5. The “unluckiest” players so far have been Brady Tkachuk, Colin White, Drake Batherson, and Derek Stepan. Stepan probably won’t be a Senator for much longer, but it’s comforting to see that three of Ottawa’s better forwards should have more goals than they actually do. Tkachuk, White, and Batherson have all been performing quite well at everything on the ice except for the final piece of the puzzle: putting the puck in the back of the net. It’ll come though, and we saw Batherson finally get his second goal last game.

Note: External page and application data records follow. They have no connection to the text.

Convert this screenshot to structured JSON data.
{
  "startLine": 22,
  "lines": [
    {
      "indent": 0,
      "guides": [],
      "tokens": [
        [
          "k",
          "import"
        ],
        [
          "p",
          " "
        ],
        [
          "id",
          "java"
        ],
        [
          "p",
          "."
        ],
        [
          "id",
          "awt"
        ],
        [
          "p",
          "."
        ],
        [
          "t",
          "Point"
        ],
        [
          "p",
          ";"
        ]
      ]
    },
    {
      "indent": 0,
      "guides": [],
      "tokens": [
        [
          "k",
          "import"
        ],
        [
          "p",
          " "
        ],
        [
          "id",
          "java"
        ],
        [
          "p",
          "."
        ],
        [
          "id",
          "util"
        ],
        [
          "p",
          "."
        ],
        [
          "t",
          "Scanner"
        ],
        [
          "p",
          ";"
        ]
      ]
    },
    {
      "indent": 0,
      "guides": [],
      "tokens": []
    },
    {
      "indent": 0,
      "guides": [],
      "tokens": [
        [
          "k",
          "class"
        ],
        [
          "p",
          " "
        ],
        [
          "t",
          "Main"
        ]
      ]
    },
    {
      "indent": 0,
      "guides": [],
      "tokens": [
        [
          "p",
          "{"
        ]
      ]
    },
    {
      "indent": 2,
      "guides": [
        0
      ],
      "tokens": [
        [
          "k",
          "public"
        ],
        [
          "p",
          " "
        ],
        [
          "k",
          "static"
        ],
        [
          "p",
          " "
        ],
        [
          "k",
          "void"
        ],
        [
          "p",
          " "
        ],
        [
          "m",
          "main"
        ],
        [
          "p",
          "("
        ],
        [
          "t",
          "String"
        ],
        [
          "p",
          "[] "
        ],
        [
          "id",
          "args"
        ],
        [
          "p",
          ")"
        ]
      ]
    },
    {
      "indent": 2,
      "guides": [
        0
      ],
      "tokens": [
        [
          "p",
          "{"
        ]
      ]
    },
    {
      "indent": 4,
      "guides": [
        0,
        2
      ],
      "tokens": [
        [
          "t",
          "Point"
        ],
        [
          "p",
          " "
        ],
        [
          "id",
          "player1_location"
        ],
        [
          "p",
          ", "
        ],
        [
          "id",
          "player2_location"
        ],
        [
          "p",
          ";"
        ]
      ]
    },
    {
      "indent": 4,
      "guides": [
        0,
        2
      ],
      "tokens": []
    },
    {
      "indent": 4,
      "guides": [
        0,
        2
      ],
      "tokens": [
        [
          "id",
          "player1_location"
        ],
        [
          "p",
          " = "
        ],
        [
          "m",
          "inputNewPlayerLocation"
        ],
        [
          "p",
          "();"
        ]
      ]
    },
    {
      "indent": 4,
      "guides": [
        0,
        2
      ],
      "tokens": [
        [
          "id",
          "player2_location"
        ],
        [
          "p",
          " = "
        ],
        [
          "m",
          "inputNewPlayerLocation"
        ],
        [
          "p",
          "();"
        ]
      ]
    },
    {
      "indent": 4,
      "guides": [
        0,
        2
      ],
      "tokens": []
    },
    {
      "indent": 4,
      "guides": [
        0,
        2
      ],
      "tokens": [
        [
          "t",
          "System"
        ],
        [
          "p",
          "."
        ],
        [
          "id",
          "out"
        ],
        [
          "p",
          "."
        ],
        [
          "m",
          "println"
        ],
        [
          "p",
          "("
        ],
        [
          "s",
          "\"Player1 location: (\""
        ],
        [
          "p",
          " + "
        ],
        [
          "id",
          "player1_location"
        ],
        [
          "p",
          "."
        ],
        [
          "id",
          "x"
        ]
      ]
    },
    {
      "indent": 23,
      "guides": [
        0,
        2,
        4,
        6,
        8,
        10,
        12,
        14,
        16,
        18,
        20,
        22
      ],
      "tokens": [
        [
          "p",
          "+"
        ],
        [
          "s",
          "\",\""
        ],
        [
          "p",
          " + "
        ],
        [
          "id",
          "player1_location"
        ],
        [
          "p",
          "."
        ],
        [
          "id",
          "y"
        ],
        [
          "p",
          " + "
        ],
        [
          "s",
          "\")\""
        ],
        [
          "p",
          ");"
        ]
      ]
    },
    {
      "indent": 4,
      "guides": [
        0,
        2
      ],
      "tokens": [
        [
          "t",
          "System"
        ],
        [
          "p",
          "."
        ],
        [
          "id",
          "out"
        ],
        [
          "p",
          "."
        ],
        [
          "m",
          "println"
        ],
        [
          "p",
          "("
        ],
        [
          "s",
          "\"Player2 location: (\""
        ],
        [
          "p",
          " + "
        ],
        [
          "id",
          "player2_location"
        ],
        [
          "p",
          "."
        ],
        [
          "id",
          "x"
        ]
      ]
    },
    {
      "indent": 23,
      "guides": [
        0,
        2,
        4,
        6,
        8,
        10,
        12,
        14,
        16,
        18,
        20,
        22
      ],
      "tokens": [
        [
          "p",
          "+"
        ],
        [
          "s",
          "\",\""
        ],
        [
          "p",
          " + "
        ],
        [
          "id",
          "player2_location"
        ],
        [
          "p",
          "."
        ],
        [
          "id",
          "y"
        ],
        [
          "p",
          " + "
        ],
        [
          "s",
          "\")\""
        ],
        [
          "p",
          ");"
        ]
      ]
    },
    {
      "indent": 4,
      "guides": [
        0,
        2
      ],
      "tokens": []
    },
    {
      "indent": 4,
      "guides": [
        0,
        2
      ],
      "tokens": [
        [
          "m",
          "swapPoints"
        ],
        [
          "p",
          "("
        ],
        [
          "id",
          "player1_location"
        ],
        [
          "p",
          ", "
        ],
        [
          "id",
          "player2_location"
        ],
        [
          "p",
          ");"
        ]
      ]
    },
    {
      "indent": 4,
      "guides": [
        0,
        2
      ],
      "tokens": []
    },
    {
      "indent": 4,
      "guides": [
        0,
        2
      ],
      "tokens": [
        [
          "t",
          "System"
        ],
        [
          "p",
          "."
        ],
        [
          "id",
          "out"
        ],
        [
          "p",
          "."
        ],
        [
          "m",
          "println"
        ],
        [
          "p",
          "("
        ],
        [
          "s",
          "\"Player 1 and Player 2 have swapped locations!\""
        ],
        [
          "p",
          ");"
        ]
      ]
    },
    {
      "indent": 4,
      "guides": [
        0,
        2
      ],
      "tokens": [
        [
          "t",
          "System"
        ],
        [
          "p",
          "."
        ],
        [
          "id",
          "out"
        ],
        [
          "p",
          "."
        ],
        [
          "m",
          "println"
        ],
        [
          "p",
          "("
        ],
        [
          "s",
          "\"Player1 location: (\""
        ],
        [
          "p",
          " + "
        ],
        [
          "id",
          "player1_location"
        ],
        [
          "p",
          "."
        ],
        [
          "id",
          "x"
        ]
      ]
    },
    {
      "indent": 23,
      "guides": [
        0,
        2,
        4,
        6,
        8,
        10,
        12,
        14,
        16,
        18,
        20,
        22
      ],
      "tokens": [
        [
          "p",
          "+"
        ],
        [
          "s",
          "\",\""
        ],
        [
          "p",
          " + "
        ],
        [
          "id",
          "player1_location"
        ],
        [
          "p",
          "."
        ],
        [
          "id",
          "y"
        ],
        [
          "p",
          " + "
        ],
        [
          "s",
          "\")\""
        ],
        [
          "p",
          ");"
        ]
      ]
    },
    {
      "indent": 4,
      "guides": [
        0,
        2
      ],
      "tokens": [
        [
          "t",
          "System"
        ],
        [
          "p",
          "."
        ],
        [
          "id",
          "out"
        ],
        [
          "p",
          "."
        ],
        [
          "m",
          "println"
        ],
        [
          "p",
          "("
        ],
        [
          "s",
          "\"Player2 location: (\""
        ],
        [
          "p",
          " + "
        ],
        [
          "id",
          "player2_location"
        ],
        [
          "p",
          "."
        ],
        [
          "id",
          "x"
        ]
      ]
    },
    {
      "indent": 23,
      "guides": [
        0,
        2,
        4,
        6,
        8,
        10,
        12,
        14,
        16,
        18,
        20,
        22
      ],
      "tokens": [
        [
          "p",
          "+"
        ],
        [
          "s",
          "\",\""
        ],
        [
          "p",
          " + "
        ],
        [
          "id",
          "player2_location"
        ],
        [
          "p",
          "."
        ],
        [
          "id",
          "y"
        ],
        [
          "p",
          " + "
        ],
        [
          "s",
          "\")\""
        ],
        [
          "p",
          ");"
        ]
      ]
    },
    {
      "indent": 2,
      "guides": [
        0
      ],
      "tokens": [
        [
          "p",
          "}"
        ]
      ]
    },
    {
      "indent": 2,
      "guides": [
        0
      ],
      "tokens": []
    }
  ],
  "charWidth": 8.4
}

These players may not get back to “average” this season because every year will have players with low shooting percentages, but some of these totals are so low that you can comfortably expect a bit of a jump.

The Senators still have plenty of things to fix and they can’t treat anything in the immediate future as a quick fix. However, their offense has been much better than you would think and it’s being driven by precisely the players you want. The actual totals and expected totals aren’t thanks to Derek Stepan, Austin Watson, Artem Anisimov, Erik Gudbranson, etc.—they’re thanks to youngsters they need to rely on like Tkachuk, Batherson, Norris, Chabot, and White. So there are things to be hopeful for in the long-term, but even in the short-term, this team could see a boost offensively once they finally start to bury their chances.

And who knows what’ll happen once they move Stepan/somebody else and bring in Logan Brown and/or Alex Formenton...Hopefully more of this: